**WHAT THE EXERCISE ASKS**:
Please return all lines from the records below that include the string "heading".

[Excerpts from an interface dataset]
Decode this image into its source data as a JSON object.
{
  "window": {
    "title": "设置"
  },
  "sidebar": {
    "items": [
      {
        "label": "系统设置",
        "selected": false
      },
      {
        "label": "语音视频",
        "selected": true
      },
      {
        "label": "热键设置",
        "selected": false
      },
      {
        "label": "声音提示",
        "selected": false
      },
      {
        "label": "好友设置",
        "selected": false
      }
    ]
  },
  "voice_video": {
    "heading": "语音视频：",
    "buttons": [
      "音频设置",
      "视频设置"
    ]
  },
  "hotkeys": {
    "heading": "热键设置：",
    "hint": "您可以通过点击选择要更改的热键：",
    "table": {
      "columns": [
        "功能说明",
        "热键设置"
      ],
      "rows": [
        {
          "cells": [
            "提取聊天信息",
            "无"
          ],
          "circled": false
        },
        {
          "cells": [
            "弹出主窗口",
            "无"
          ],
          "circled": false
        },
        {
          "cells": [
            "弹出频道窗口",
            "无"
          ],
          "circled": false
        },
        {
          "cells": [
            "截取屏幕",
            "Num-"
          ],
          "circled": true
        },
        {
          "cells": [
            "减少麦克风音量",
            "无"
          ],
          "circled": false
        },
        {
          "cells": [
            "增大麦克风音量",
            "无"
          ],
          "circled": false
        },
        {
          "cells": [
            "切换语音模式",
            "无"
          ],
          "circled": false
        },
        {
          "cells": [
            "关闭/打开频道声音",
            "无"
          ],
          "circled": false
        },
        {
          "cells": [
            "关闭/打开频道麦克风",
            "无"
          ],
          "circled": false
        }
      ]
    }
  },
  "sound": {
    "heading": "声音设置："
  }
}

**SOLVED PROBLEM**:
    "heading": "语音视频：",
    "heading": "热键设置：",
    "heading": "声音设置："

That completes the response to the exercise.